The day started with a 20 minutes walk, just to find the end of the queue. People in plaid shorts and white trainers, and with straw hats on their heads, were all in the same hurry as us to get to the end of the longest queue I've ever seen. The system is quite sophisticated, leading people up and down through the streets of St.John's Wood in Western London. To form an English queue, all you need is seven friendly stewards (for over one mile!) to tell people in which direction to go, and to make sure people don't push in. Besides that, it works automatically. Only youngsters might be cheeky enough to push in, but are immediately, yet never unfriendly, told off by the others and sent to the end of the queue. This reaction is usually accepted by the cheat, who already had the guilty face before even thinking of pushing in. I am honestly and deeply impressed by English queues. Not even a Monday morning line like this can deprive a Brit of his patience. No barrier tape is needed to keep the excited folk on the right side of the footpath - they do it naturally to let others pass. Friendly words are exchanged between queue neighbours. All in all, the end of the line arrives without much of a to-do, and everyone gets what they want.
In this case: a cricket ticket.
It is the final day of the 100th test match between England and India. Without going into the detail of cricket rules, the day is all about England bowling out India in their second innings (any questions?). The better the sportsmen play, the longer the game lasts, but never longer than five days. This Test game between the world's leading teams (by the way nothing to do with a "test run", that's just what they call it, and it's a real game) needed a fifth day, which everyone found out on Sunday. Tickets went on sale at 8:30 in the morning, one ticket per person, cash only. After two hours of queueing (thanks to the cash only rule the queue never stopped moving) we made it in to Lord's Cricket Ground, one of London's most prestigious sporting venues. If you don't know the game at all, you won't understand what it says on the scoreboard and you might think that the players are standing around the whole day, balling some balls. It's a bit more complicated than football indeed, and some explanations from an expert are useful. Also bring your own radio to listen to the commentator. We had one with a dynamo. Besides giving you something to do, this is also a very environment friendly solution.
Another thing a newcomer should know: you can bring a picnic and a bottle of wine per person into the ground. Food and drinks are crucial, because there is another British institutional part to the game: Lunch and Afternoon Tea. The game is interrupted at 1 pm for a 45 minute lunch break (for players and spectators alike) and once again at 4 pm for tea. No joke! Remember Asterix and Obelix in Britain when British stop the war for tea? Same deal.
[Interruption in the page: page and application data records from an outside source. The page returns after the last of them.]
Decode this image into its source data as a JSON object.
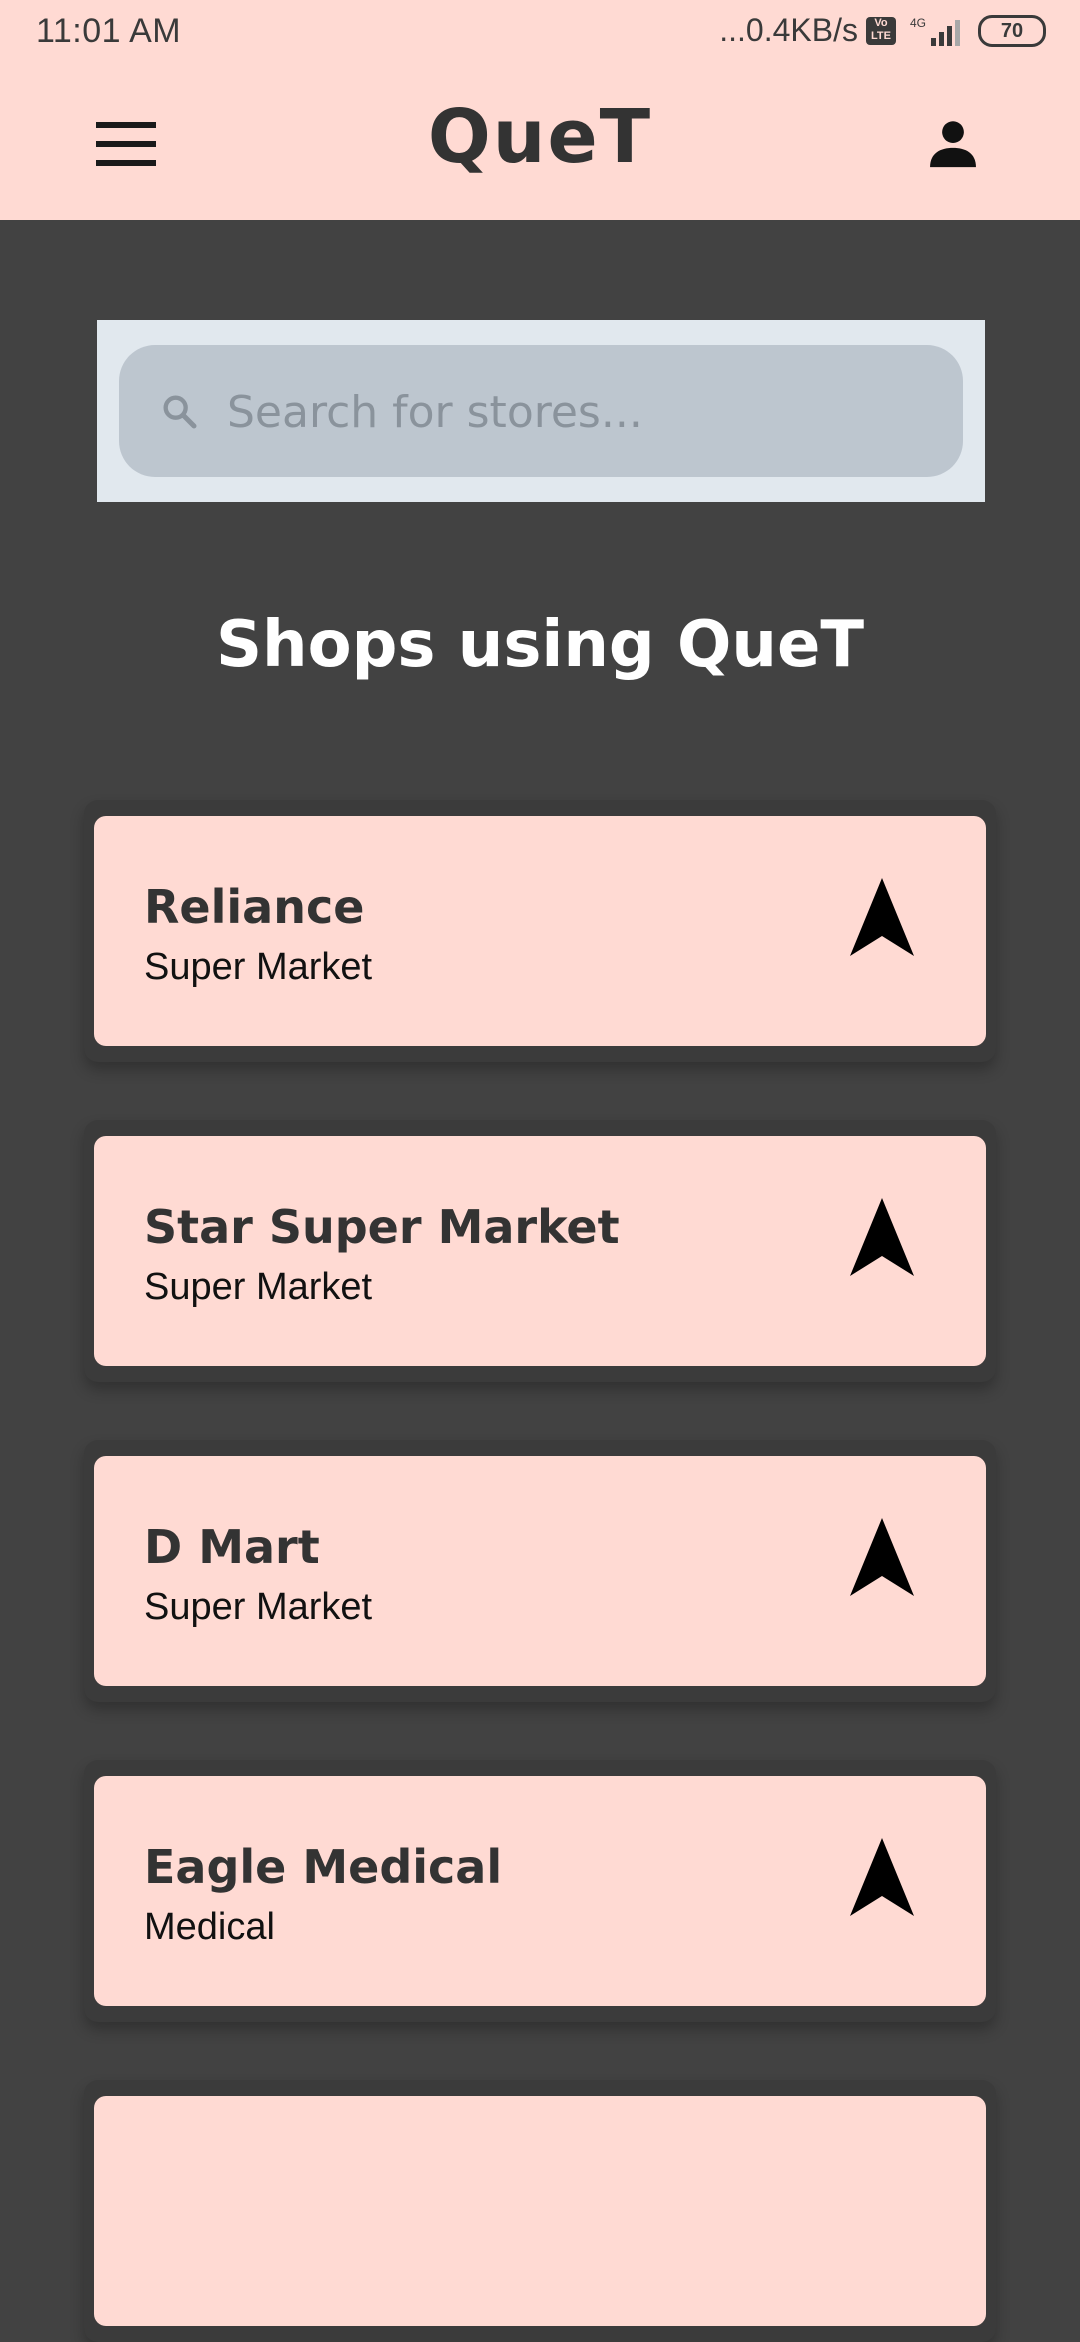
{
  "status_bar": {
    "time": "11:01 AM",
    "network_speed": "...0.4KB/s",
    "volte_label": "Vo LTE",
    "network_type": "4G",
    "battery": "70"
  },
  "app_bar": {
    "title": "QueT",
    "menu_icon": "hamburger-menu-icon",
    "profile_icon": "person-icon"
  },
  "search": {
    "placeholder": "Search for stores...",
    "value": "",
    "icon": "search-icon"
  },
  "section_title": "Shops using QueT",
  "shops": [
    {
      "name": "Reliance",
      "category": "Super Market",
      "icon": "navigation-arrow-icon"
    },
    {
      "name": "Star Super Market",
      "category": "Super Market",
      "icon": "navigation-arrow-icon"
    },
    {
      "name": "D Mart",
      "category": "Super Market",
      "icon": "navigation-arrow-icon"
    },
    {
      "name": "Eagle Medical",
      "category": "Medical",
      "icon": "navigation-arrow-icon"
    },
    {
      "name": "",
      "category": "",
      "icon": ""
    }
  ],
  "colors": {
    "app_bar_bg": "#FFDAD3",
    "content_bg": "#424242",
    "card_bg": "#FFDAD3",
    "search_panel_bg": "#E1E8EE",
    "search_box_bg": "#BDC6CF"
  }
}
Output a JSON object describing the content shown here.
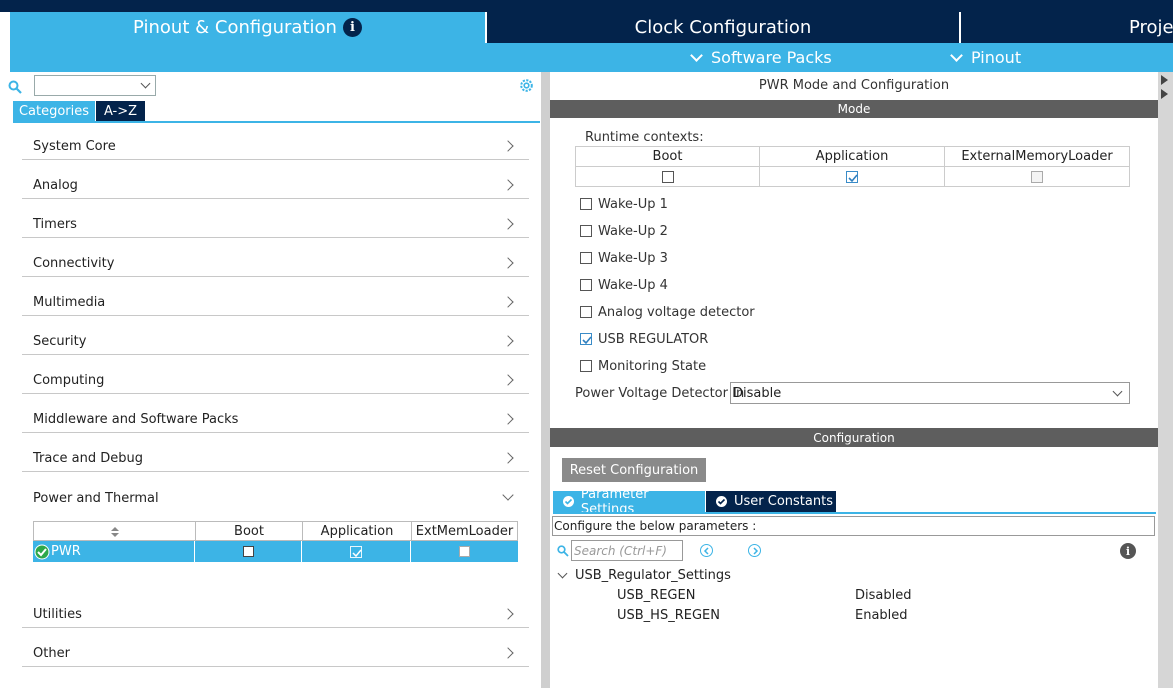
{
  "tabs": {
    "pinout": "Pinout & Configuration",
    "clock": "Clock Configuration",
    "project": "Proje"
  },
  "submenu": {
    "software_packs": "Software Packs",
    "pinout": "Pinout"
  },
  "left": {
    "categories_tab": "Categories",
    "az_tab": "A->Z",
    "items": [
      {
        "label": "System Core"
      },
      {
        "label": "Analog"
      },
      {
        "label": "Timers"
      },
      {
        "label": "Connectivity"
      },
      {
        "label": "Multimedia"
      },
      {
        "label": "Security"
      },
      {
        "label": "Computing"
      },
      {
        "label": "Middleware and Software Packs"
      },
      {
        "label": "Trace and Debug"
      },
      {
        "label": "Power and Thermal"
      },
      {
        "label": "Utilities"
      },
      {
        "label": "Other"
      }
    ],
    "pwr_table": {
      "headers": [
        "",
        "Boot",
        "Application",
        "ExtMemLoader"
      ],
      "row": {
        "name": "PWR",
        "boot": false,
        "application": true,
        "extmemloader": false
      }
    }
  },
  "right": {
    "title": "PWR Mode and Configuration",
    "mode_header": "Mode",
    "runtime_label": "Runtime contexts:",
    "contexts": {
      "headers": [
        "Boot",
        "Application",
        "ExternalMemoryLoader"
      ],
      "checked": [
        false,
        true,
        false
      ]
    },
    "options": [
      {
        "label": "Wake-Up 1",
        "checked": false
      },
      {
        "label": "Wake-Up 2",
        "checked": false
      },
      {
        "label": "Wake-Up 3",
        "checked": false
      },
      {
        "label": "Wake-Up 4",
        "checked": false
      },
      {
        "label": "Analog voltage detector",
        "checked": false
      },
      {
        "label": "USB REGULATOR",
        "checked": true
      },
      {
        "label": "Monitoring State",
        "checked": false
      }
    ],
    "pvd_label": "Power Voltage Detector In",
    "pvd_value": "Disable",
    "config_header": "Configuration",
    "reset_button": "Reset Configuration",
    "param_tab": "Parameter Settings",
    "user_tab": "User Constants",
    "hint": "Configure the below parameters :",
    "search_placeholder": "Search (Ctrl+F)",
    "group": "USB_Regulator_Settings",
    "params": [
      {
        "name": "USB_REGEN",
        "value": "Disabled"
      },
      {
        "name": "USB_HS_REGEN",
        "value": "Enabled"
      }
    ]
  },
  "colors": {
    "accent": "#3cb4e6",
    "dark": "#03234b",
    "section_bar": "#5e5e5e"
  }
}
What struck me most, was the peaceful and friendly atmosphere of the sport. Indian and English fans were sitting together, shoulder to shoulder, respectfully applauding the other player's runs. No hooligan problems in cricket! When India star batsman, Tendulkar (the "Roger Federer" of the cricket world) entered the court, all 26'000 fans stood up and gave him a huge ovation. During the tea break I heard a father saying to his son: "It's nice and civilised, isn't it?" After weeks of particularly devastating news - the Oslo twin attacks, the famine in Somalia, the death of the talented Amy Winehouse - simple words to describe how this world could be.